Managing a rock band in Tokyo is not the usual career path for a CPIT graduate, but Tim McSherry couldn’t be happier. His ongoing fascination with Tokyo and obsession with rock music has led him in a direction he had never planned.
The journey started with a Bachelor of Language (Japanese) at CPIT and a move to Tokyo to teach, where Tim spent all of his spare time checking out the local music scene. “I have been organising DJ and band events in Tokyo for 2 ½ years,” Tim said. “It started out at a small rock bar with just a few friends playing songs as amateur DJs. It progressed into doing gigs with bands and making use of several venues for live music around Tokyo. This was never really planned.”
If you caught Japanese rock band thatta in Christchurch recently, you will know the five-piece synth-rock, ‘Madchester’-inspired, group (think The Stone Roses and Happy Mondays) deliver on their promise of a "fearless and frenetic" style.
The band, whose name means “random” and “mind expanding” in Japanese, have just toured New Zealand after supporting kiwi bands Die! Die! Die!, Decortica and Tiddebades in Tokyo.

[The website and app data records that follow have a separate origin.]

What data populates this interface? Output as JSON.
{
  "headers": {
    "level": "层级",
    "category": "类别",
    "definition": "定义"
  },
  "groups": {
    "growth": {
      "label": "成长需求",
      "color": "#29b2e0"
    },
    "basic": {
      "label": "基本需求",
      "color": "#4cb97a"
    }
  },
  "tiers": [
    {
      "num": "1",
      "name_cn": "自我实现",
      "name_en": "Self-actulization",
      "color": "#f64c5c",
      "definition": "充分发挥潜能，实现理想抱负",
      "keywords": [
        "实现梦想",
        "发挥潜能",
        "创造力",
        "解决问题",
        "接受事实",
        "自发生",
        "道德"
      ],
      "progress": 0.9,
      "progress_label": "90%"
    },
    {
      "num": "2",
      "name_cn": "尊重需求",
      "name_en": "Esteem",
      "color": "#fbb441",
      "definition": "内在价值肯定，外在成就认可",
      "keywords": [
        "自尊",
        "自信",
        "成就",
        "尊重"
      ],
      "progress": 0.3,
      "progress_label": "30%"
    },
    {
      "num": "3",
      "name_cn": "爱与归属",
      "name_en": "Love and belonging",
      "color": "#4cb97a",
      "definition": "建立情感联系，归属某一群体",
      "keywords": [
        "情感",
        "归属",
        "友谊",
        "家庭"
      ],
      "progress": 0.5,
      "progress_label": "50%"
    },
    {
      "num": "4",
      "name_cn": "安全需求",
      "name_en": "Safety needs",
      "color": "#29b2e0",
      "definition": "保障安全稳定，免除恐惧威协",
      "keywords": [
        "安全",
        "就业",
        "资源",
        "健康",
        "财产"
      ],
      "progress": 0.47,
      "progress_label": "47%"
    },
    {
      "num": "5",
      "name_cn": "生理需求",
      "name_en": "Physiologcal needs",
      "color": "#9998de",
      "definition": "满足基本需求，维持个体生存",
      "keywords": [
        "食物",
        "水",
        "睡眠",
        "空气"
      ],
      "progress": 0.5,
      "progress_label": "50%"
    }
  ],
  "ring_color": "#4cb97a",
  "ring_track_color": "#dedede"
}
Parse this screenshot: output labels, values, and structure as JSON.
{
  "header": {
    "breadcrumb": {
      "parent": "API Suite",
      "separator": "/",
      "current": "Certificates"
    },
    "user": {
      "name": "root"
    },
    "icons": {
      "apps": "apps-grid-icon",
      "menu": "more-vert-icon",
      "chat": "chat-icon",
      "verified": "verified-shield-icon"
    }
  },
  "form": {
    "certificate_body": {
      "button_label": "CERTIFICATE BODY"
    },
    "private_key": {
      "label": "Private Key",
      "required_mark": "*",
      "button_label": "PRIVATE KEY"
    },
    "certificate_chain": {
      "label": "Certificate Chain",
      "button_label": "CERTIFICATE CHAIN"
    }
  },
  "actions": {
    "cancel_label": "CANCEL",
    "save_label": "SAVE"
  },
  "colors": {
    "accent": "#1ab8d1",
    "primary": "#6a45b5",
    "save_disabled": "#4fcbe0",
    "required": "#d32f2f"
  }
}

All this cross-cultural activity is due to Tim and a few others, but he is pretty relaxed about his long term prospects.
“Over the last couple of years I've become more interested in the music scene here and I think I'd like to do what I can to help create more of an interest in Japanese indie music outside Japan. If this was to somehow turn into a career, then I guess that's something I would be happy with,” he said.
Meanwhile life in Tokyo offers all the lifestyle benefits of a one of the world’s great cities. “In Tokyo there's access to everything and anything one might be interested in - from eating out to sporting activities and entertainment. We are spoiled for choice.”
Tokyo also boasts an exciting blend of traditional and conservative culture crossed with a variety of contemporary fashion styles, music and art. And to explore this world, Tim says CPIT’s Japanese language programmes are an excellent preparation.
“I would recommend this course to anyone who is planning to further their studies in Japanese and to those who are interested in spending time in Japan in the future. It provides a solid foundation that one can easily build on through self-study and conversation, and therefore can gain an understanding from both a formal education and social background.”